When you buy a new Windows PC from Dell, HP, Acer, or anyone else, it comes loaded up with "helpful" little utilities pre-installed on the system. In the industry, it's a phenomenon known as "bloatware," "crapware," or "craplets," and it's a common practice: Often, software developers pay the manufacturer to have their products pre-installed. If you buy a computer from Microsoft, you get what it calls a "Windows 10 Signature Edition" PC. That's just Microsoft-speak for a PC without any of that bloatware, and with nothing pre-installed on it other than what comes with Windows 10 itself. It's clean and fresh for you to install what you want, as you want it.
Buying a device directly from the company has some sound logic to it. No bloatware on a Windows computer eliminates friction with the real software you want to use.
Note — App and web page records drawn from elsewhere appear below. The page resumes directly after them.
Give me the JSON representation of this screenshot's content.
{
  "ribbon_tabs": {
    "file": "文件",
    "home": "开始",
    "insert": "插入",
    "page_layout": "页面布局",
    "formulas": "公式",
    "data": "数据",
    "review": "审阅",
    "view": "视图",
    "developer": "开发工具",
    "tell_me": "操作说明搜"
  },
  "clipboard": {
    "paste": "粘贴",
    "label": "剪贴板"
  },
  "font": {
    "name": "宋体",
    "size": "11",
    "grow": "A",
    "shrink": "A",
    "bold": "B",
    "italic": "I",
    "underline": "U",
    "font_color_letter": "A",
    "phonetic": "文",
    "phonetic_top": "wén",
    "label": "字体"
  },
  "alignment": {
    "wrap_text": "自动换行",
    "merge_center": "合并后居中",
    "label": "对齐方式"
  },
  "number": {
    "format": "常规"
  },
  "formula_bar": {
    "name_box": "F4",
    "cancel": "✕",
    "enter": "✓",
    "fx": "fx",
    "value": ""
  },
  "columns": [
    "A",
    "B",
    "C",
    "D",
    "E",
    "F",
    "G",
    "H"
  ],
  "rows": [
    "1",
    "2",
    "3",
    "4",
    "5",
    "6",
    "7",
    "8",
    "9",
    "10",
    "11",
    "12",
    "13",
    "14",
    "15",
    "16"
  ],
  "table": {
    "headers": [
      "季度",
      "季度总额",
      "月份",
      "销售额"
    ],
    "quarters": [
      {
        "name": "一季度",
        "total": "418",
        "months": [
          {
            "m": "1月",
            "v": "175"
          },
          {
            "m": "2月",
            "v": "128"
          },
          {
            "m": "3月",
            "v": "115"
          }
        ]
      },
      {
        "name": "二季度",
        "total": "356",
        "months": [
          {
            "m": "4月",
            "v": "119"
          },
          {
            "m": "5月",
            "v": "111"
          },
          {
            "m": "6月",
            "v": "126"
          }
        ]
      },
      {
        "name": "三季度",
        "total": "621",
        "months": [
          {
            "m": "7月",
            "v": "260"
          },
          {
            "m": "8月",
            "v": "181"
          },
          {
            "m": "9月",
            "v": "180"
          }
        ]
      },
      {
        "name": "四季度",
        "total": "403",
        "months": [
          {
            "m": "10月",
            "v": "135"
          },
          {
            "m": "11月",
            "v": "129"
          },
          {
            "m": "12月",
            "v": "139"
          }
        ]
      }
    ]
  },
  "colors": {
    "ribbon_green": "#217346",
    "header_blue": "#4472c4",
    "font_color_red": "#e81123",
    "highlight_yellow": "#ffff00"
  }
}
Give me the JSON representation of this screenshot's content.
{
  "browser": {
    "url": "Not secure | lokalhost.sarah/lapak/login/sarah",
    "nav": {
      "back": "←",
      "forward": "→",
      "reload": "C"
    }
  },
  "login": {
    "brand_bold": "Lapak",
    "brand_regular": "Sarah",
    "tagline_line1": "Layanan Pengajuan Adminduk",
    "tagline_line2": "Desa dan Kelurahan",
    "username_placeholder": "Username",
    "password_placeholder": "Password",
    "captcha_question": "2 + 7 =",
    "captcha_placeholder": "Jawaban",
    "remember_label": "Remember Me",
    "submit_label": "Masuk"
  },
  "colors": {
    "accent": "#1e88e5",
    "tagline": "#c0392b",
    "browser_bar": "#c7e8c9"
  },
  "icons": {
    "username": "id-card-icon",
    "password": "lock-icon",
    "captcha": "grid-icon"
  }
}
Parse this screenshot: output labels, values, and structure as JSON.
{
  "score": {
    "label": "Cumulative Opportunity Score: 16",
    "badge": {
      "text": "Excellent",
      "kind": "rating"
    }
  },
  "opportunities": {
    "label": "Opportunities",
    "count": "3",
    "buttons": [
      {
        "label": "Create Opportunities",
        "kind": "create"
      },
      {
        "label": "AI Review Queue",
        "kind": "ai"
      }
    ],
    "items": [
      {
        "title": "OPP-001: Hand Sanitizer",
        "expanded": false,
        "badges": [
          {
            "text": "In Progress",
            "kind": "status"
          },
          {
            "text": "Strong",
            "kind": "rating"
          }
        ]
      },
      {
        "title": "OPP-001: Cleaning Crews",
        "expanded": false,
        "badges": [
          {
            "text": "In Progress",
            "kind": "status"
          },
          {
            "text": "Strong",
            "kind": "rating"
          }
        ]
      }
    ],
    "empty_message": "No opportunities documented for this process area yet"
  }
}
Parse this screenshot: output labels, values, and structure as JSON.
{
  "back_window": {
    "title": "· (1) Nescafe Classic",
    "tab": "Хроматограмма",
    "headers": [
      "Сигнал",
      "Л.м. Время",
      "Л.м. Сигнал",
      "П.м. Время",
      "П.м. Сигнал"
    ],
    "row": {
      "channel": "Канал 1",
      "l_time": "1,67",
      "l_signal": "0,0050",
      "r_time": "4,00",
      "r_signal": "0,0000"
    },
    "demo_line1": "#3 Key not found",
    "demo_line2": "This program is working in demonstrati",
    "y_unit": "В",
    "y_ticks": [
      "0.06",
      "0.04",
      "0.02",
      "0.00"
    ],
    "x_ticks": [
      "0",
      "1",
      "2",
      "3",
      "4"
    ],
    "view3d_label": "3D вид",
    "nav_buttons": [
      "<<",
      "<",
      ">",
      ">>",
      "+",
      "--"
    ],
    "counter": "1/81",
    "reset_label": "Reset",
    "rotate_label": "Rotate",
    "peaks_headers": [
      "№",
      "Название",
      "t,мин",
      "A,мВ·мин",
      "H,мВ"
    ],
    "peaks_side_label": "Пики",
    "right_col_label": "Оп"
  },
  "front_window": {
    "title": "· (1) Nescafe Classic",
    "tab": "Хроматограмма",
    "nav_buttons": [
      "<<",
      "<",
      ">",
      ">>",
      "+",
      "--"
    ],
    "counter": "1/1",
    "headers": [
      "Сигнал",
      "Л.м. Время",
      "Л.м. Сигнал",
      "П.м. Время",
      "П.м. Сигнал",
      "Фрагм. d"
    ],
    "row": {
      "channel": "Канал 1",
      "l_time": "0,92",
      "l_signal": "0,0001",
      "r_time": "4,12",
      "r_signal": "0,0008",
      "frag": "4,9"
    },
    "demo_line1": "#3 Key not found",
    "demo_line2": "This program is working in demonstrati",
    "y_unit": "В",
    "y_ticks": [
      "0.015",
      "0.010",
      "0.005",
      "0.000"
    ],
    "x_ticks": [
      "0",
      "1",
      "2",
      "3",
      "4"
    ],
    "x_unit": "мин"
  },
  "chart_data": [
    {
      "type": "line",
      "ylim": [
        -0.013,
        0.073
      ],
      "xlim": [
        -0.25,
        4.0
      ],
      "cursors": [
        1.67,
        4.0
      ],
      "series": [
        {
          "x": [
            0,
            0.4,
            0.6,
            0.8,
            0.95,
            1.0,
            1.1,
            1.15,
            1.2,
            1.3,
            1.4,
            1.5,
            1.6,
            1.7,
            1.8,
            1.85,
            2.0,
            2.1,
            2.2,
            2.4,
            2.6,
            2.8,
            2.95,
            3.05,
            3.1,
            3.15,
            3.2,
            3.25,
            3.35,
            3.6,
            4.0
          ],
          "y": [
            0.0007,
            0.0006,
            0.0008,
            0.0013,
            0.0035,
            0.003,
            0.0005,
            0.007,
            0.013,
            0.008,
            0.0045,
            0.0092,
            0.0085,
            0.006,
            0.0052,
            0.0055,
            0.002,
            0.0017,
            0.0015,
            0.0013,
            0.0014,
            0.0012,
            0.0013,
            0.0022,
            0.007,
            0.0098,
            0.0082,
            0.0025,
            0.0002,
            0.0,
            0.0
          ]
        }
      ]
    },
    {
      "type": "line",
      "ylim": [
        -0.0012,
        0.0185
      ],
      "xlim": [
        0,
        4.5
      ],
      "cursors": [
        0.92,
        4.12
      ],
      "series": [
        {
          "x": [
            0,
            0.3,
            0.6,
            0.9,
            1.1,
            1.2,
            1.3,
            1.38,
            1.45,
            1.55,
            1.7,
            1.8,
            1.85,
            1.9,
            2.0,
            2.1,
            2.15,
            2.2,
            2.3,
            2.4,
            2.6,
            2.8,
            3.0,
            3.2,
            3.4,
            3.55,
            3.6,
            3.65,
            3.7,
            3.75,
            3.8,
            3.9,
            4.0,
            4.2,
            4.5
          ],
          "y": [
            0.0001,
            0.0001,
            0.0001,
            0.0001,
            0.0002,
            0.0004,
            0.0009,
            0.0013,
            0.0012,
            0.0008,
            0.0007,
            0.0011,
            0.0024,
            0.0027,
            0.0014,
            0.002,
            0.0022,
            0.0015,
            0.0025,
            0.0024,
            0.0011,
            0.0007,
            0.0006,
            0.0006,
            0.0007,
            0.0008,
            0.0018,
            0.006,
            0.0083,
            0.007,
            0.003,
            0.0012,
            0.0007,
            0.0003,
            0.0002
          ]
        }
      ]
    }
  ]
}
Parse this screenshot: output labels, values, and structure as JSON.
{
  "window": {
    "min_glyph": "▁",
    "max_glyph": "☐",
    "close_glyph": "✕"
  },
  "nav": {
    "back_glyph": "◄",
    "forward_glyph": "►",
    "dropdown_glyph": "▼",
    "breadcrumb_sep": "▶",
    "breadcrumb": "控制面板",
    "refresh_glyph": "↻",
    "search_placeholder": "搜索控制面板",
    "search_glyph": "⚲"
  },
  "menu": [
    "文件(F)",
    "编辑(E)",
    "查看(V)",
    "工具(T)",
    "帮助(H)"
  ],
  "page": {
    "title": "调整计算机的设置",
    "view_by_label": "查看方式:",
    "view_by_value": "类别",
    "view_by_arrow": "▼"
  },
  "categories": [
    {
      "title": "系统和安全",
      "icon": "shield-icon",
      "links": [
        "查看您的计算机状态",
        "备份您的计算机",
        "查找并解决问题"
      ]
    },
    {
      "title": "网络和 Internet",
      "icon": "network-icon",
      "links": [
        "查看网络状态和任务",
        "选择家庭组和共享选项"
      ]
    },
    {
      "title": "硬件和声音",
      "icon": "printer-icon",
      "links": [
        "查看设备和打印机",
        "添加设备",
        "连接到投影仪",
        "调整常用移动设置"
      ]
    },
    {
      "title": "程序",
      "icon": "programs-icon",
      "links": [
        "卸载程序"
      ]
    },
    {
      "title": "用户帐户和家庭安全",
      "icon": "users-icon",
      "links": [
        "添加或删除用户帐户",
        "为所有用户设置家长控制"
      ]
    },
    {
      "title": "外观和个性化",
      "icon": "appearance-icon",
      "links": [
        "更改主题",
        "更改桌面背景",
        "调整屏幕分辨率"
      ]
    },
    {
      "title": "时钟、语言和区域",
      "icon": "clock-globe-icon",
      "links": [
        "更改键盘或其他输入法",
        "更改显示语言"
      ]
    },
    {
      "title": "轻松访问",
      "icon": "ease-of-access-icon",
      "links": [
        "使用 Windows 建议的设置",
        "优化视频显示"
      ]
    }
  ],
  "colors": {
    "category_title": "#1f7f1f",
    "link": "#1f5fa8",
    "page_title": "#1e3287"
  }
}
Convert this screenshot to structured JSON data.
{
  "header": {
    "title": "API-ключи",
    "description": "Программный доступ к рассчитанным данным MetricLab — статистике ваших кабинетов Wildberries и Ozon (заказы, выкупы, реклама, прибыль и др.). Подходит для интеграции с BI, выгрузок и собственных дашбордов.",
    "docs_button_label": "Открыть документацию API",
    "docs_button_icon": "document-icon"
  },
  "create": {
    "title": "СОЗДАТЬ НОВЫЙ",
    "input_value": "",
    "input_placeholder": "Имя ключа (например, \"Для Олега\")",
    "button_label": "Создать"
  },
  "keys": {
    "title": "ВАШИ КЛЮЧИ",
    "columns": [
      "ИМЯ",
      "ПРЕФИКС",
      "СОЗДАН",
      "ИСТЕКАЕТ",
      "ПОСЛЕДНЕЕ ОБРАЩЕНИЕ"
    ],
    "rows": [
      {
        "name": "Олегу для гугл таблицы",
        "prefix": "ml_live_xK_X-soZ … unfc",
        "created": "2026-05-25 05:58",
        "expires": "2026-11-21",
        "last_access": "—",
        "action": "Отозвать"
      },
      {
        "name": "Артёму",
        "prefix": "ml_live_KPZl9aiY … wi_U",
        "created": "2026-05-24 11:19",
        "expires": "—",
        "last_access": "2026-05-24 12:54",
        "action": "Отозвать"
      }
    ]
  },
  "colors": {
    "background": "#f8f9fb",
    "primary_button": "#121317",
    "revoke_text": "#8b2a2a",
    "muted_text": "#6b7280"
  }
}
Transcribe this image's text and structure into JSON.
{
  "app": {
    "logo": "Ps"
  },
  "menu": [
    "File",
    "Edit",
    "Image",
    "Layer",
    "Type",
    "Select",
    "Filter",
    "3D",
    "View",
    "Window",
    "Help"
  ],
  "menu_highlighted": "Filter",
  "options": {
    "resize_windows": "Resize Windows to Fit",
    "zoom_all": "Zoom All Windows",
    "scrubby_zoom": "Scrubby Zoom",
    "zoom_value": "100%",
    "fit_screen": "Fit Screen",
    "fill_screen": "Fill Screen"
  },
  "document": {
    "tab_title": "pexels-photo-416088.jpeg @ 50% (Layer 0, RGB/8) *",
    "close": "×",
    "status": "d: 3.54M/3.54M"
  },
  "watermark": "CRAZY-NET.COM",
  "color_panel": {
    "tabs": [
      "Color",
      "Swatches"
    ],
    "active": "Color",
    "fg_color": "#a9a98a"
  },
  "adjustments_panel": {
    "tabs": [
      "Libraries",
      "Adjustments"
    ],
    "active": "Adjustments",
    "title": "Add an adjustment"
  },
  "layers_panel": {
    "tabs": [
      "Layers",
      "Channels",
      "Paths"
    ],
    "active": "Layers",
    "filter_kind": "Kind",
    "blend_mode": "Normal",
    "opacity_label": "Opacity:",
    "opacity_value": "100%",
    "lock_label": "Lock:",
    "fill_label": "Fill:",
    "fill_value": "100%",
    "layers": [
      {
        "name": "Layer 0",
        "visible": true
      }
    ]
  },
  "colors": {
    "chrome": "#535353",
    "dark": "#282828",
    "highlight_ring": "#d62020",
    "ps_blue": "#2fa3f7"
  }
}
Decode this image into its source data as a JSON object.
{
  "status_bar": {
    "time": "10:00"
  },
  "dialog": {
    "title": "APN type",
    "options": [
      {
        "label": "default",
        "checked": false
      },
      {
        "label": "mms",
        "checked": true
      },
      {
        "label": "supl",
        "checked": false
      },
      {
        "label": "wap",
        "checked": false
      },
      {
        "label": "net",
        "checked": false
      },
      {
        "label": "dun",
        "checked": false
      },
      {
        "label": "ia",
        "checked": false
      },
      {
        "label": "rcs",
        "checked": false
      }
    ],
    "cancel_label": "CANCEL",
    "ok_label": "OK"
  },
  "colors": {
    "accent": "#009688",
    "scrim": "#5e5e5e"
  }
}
Just the OS, ma'am. Straight up, no chaser.
Google does the same thing with their Pixel smartphones when you buy directly from their Play Store. A slimmed down, stock Android operating system without the phone carrier app cruft. Less worry and less confusion for you.